Linotype Zapfino family (Linotype library) contains 6 fonts.
Today’s digital font technology has allowed renowned type designer Hermann Zapf to realise a dream he first had more than fifty years ago: to create a fully calligraphic typeface. Zapf began work on Zapfino in 1993, in technical collaboration with David Siegel and Gino Lee, who were responsible for the initial digitization. The initial PostScript and TrueType versions were completed and released by Linotype as a set of six fonts. The current Zapfino ‘megafont’ for Apple Advanced Typography (AAT) and Open Type was built for Linotype Library by Tiro Typeworks. The new version includes additional diacritic characters for the Latin script languages of Central and Eastern Europe, the Baltic states, and Turkey.

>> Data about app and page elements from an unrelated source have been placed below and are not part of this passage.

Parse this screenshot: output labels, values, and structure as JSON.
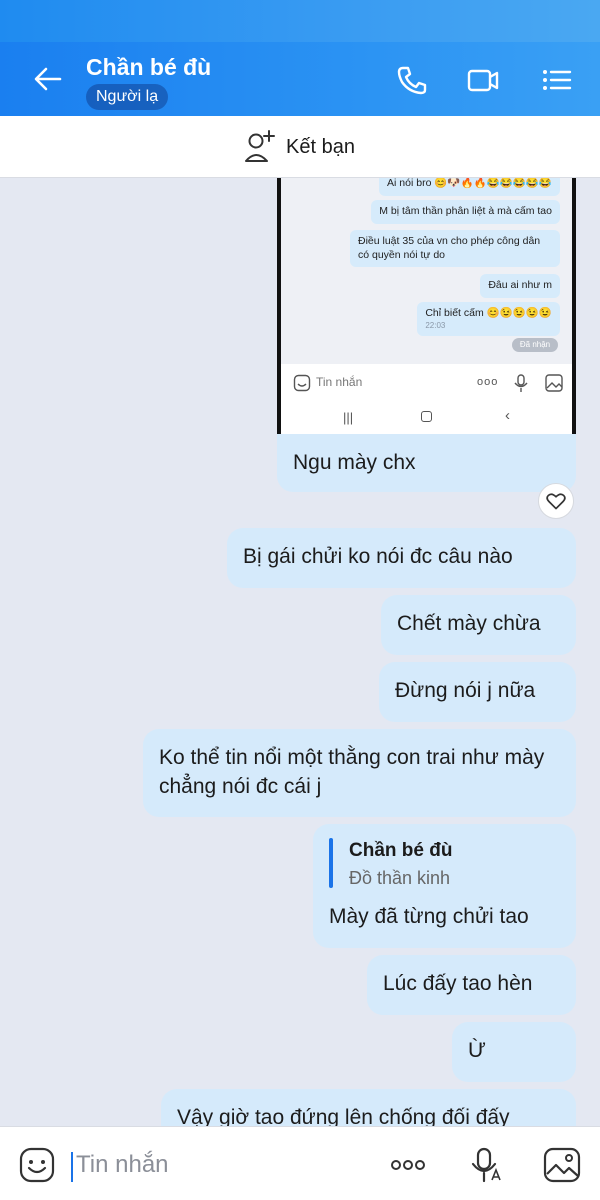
{
  "header": {
    "title": "Chần bé đù",
    "badge": "Người lạ"
  },
  "add_friend": {
    "label": "Kết bạn"
  },
  "screenshot": {
    "messages": [
      "Ai nói bro 😊🐶🔥🔥😂😂😂😂😂",
      "M bị tâm thần phân liệt à mà cấm tao",
      "Điều luật 35 của vn cho phép công dân có quyền nói tự do",
      "Đâu ai như m",
      "Chỉ biết cấm 😊😉😉😉😉"
    ],
    "time": "22:03",
    "status": "Đã nhận",
    "input_placeholder": "Tin nhắn"
  },
  "messages": [
    {
      "text": "Ngu mày chx"
    },
    {
      "text": "Bị gái chửi ko nói đc câu nào"
    },
    {
      "text": "Chết mày chừa"
    },
    {
      "text": "Đừng nói j nữa"
    },
    {
      "text": "Ko thể tin nổi một thằng con trai như mày chẳng nói đc cái j"
    },
    {
      "reply_name": "Chần bé đù",
      "reply_text": "Đồ thần kinh",
      "text": "Mày đã từng chửi tao"
    },
    {
      "text": "Lúc đấy tao hèn"
    },
    {
      "text": "Ừ"
    },
    {
      "text": "Vậy giờ tao đứng lên chống đối đấy"
    }
  ],
  "composer": {
    "placeholder": "Tin nhắn"
  },
  "colors": {
    "header": "#1a7ff0",
    "bubble": "#d5eafb",
    "background": "#e4e8f2",
    "accent": "#1a73e8"
  },
  "icons": [
    "back-arrow-icon",
    "phone-icon",
    "video-call-icon",
    "menu-list-icon",
    "add-friend-icon",
    "heart-icon",
    "emoji-icon",
    "more-dots-icon",
    "voice-to-text-icon",
    "image-icon"
  ]
}
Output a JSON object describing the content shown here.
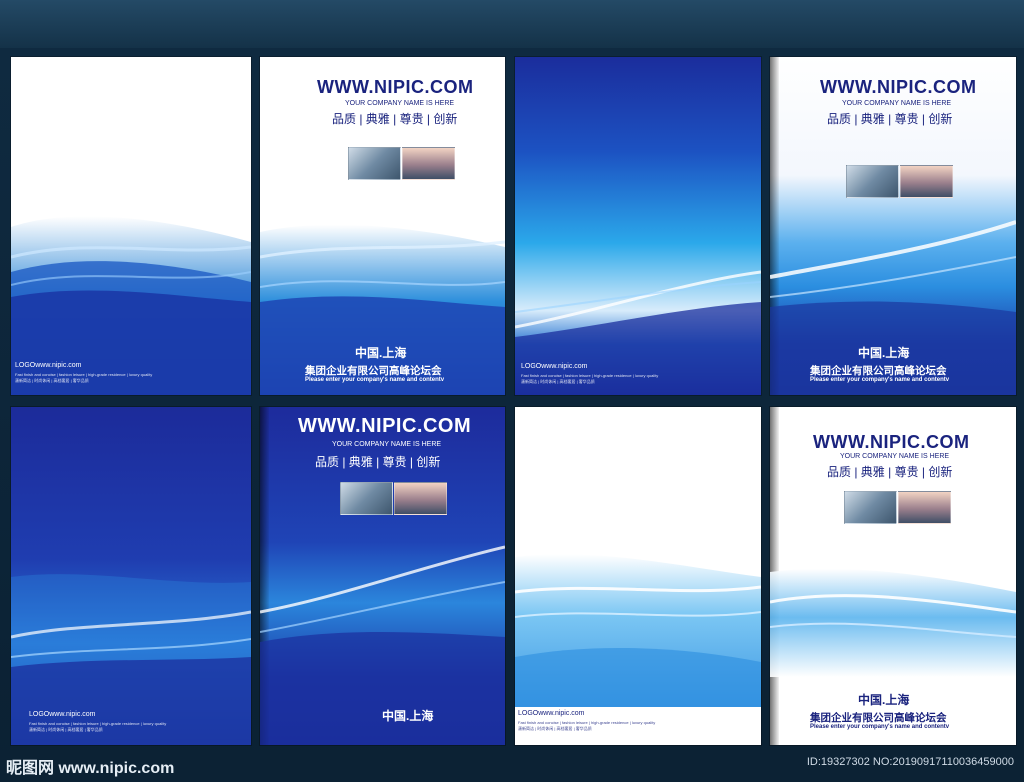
{
  "brochure": {
    "url": "WWW.NIPIC.COM",
    "tagline": "YOUR COMPANY NAME IS HERE",
    "slogan": "品质 | 典雅 | 尊贵 | 创新",
    "city": "中国.上海",
    "company": "集团企业有限公司高峰论坛会",
    "english": "Please enter your company's name and contentv",
    "logo": "LOGOwww.nipic.com",
    "logo_small_en": "Fast finish and concise | fashion leisure | high-grade residence | luxury quality",
    "logo_small_cn": "潇新简洁 | 时尚休闲 | 高档奢居 | 奢华品质"
  },
  "watermark": {
    "site": "昵图网 www.nipic.com",
    "id": "ID:19327302 NO:20190917110036459000"
  },
  "colors": {
    "deep_blue": "#1b2f9e",
    "bright_blue": "#1e88d8",
    "navy_text": "#1a237e",
    "white": "#ffffff"
  }
}
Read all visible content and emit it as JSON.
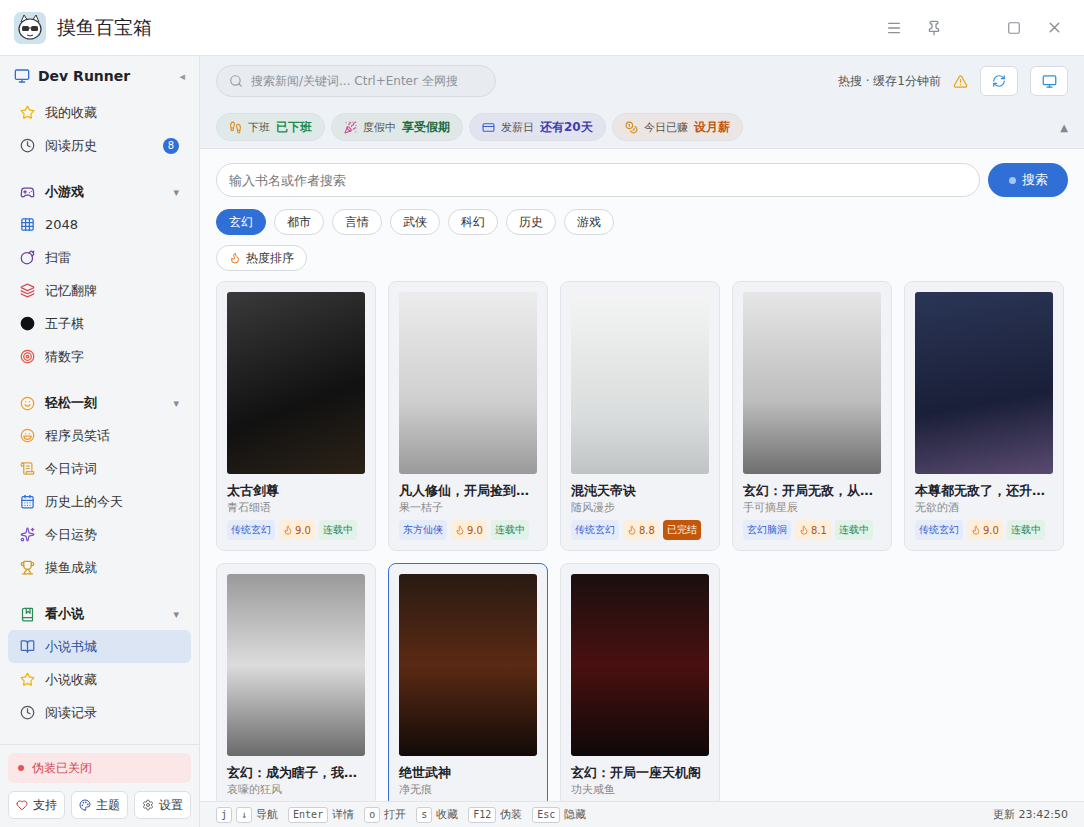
{
  "window": {
    "title": "摸鱼百宝箱"
  },
  "sidebar": {
    "header": {
      "title": "Dev Runner",
      "toggle": "◂"
    },
    "top_items": [
      {
        "label": "我的收藏",
        "selected": false
      },
      {
        "label": "阅读历史",
        "badge": "8",
        "selected": false
      }
    ],
    "sections": [
      {
        "title": "小游戏",
        "arrow": "▾",
        "expanded": true,
        "items": [
          {
            "label": "2048",
            "selected": false
          },
          {
            "label": "扫雷",
            "selected": false
          },
          {
            "label": "记忆翻牌",
            "selected": false
          },
          {
            "label": "五子棋",
            "selected": false
          },
          {
            "label": "猜数字",
            "selected": false
          }
        ]
      },
      {
        "title": "轻松一刻",
        "arrow": "▾",
        "expanded": true,
        "items": [
          {
            "label": "程序员笑话",
            "selected": false
          },
          {
            "label": "今日诗词",
            "selected": false
          },
          {
            "label": "历史上的今天",
            "selected": false
          },
          {
            "label": "今日运势",
            "selected": false
          },
          {
            "label": "摸鱼成就",
            "selected": false
          }
        ]
      },
      {
        "title": "看小说",
        "arrow": "▾",
        "expanded": true,
        "items": [
          {
            "label": "小说书城",
            "selected": true
          },
          {
            "label": "小说收藏",
            "selected": false
          },
          {
            "label": "阅读记录",
            "selected": false
          }
        ]
      }
    ],
    "disguise": {
      "label": "伪装已关闭",
      "on": false
    },
    "buttons": [
      "支持",
      "主题",
      "设置"
    ]
  },
  "topbar": {
    "search_placeholder": "搜索新闻/关键词... Ctrl+Enter 全网搜",
    "hot_status": "热搜 · 缓存1分钟前"
  },
  "strip": {
    "chips": [
      {
        "label": "下班",
        "value": "已下班",
        "color": "#1f8a4c"
      },
      {
        "label": "度假中",
        "value": "享受假期",
        "color": "#1c6b3c"
      },
      {
        "label": "发薪日",
        "value": "还有20天",
        "color": "#3f3fb0"
      },
      {
        "label": "今日已赚",
        "value": "设月薪",
        "color": "#c2570c"
      }
    ],
    "collapse": "▲"
  },
  "novel": {
    "search_placeholder": "输入书名或作者搜索",
    "search_button": "搜索",
    "categories": [
      {
        "label": "玄幻",
        "selected": true
      },
      {
        "label": "都市",
        "selected": false
      },
      {
        "label": "言情",
        "selected": false
      },
      {
        "label": "武侠",
        "selected": false
      },
      {
        "label": "科幻",
        "selected": false
      },
      {
        "label": "历史",
        "selected": false
      },
      {
        "label": "游戏",
        "selected": false
      }
    ],
    "sort": "热度排序",
    "books": [
      {
        "title": "太古剑尊",
        "author": "青石细语",
        "genre": "传统玄幻",
        "score": "9.0",
        "status": "连载中",
        "finished": false,
        "selected": false
      },
      {
        "title": "凡人修仙，开局捡到…",
        "author": "果一桔子",
        "genre": "东方仙侠",
        "score": "9.0",
        "status": "连载中",
        "finished": false,
        "selected": false
      },
      {
        "title": "混沌天帝诀",
        "author": "随风漫步",
        "genre": "传统玄幻",
        "score": "8.8",
        "status": "已完结",
        "finished": true,
        "selected": false
      },
      {
        "title": "玄幻：开局无敌，从…",
        "author": "手可摘星辰",
        "genre": "玄幻脑洞",
        "score": "8.1",
        "status": "连载中",
        "finished": false,
        "selected": false
      },
      {
        "title": "本尊都无敌了，还升…",
        "author": "无欲的酒",
        "genre": "传统玄幻",
        "score": "9.0",
        "status": "连载中",
        "finished": false,
        "selected": false
      },
      {
        "title": "玄幻：成为瞎子，我…",
        "author": "哀嚎的狂风",
        "selected": false
      },
      {
        "title": "绝世武神",
        "author": "净无痕",
        "selected": true
      },
      {
        "title": "玄幻：开局一座天机阁",
        "author": "功夫咸鱼",
        "selected": false
      }
    ]
  },
  "status_bar": {
    "shortcuts": [
      {
        "keys": [
          "j",
          "↓"
        ],
        "label": "导航"
      },
      {
        "keys": [
          "Enter"
        ],
        "label": "详情"
      },
      {
        "keys": [
          "o"
        ],
        "label": "打开"
      },
      {
        "keys": [
          "s"
        ],
        "label": "收藏"
      },
      {
        "keys": [
          "F12"
        ],
        "label": "伪装"
      },
      {
        "keys": [
          "Esc"
        ],
        "label": "隐藏"
      }
    ],
    "updated": "更新 23:42:50"
  }
}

Zapfino consists of four basic alphabets, with many additional stylistic alternates, which can be freely mixed together to emulate the variations in handwritten text. Because of the complexity of the design of Zapfino some tips on its use might be helpful:
1) When it is necessary to set words in all uppercase letters, such as abbreviations in text, use only the basic Zapfino capitals with plenty of letter spacing.
2) The more extravagant swash variants, especially those with long flowing ascenders and descenders, should be used sparingly. They should accentuate and ornament the text, not overpower it.
3) Although every care has been taken to carefully space and kern the Zapfino characters, and most variants can be freely mixed, some combinations of letters inevitably look better than others. Take the time to choose variants that will create pleasing word shapes and, in particular, beware of colliding descenders.
4) Line spacing, or leading, should be generous, to allow room for the many long ascenders and descenders. The longest of these might be best reserved for the first and last line of text, respectively, where they can flow freely into the upper and lower margin.